(Material shown Opens)
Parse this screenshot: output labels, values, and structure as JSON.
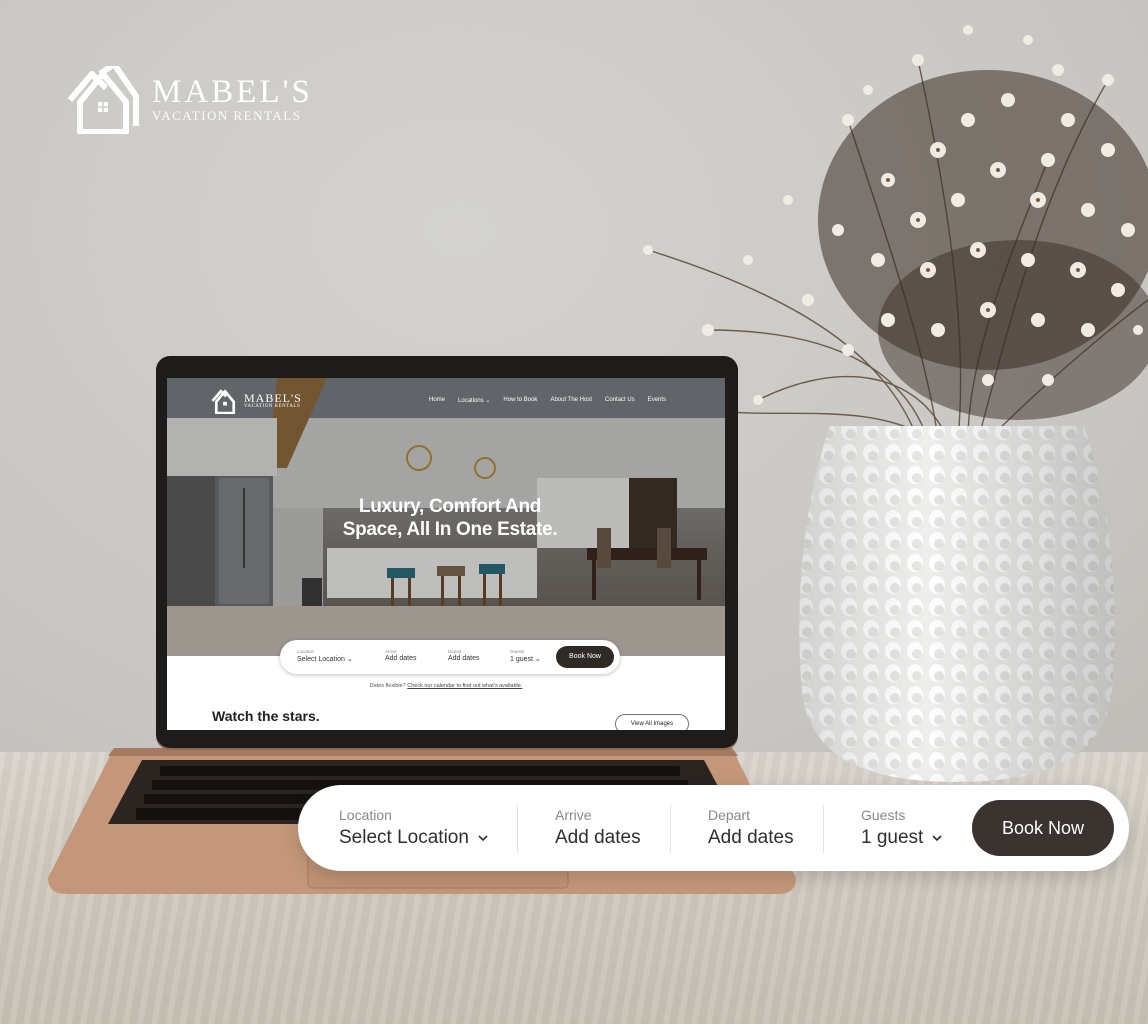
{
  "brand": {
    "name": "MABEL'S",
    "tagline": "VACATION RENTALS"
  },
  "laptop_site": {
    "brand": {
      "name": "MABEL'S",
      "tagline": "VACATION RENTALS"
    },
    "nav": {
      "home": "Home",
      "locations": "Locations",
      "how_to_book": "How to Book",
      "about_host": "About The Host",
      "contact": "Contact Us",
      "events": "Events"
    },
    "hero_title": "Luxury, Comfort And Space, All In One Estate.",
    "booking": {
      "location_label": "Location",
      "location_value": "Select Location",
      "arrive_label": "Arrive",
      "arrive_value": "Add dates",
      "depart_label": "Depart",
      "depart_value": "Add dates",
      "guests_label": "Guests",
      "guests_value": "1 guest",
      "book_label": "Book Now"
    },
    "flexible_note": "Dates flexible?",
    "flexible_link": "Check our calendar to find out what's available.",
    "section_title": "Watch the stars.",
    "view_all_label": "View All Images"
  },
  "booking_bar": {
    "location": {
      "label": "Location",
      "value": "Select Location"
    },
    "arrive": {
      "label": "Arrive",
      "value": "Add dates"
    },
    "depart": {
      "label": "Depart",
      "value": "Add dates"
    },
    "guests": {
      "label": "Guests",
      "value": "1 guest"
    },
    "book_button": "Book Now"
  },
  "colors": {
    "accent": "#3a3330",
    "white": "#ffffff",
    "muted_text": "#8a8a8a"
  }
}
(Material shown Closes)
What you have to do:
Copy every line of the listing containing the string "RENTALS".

Written response:
    "tagline": "VACATION RENTALS"
      "tagline": "VACATION RENTALS"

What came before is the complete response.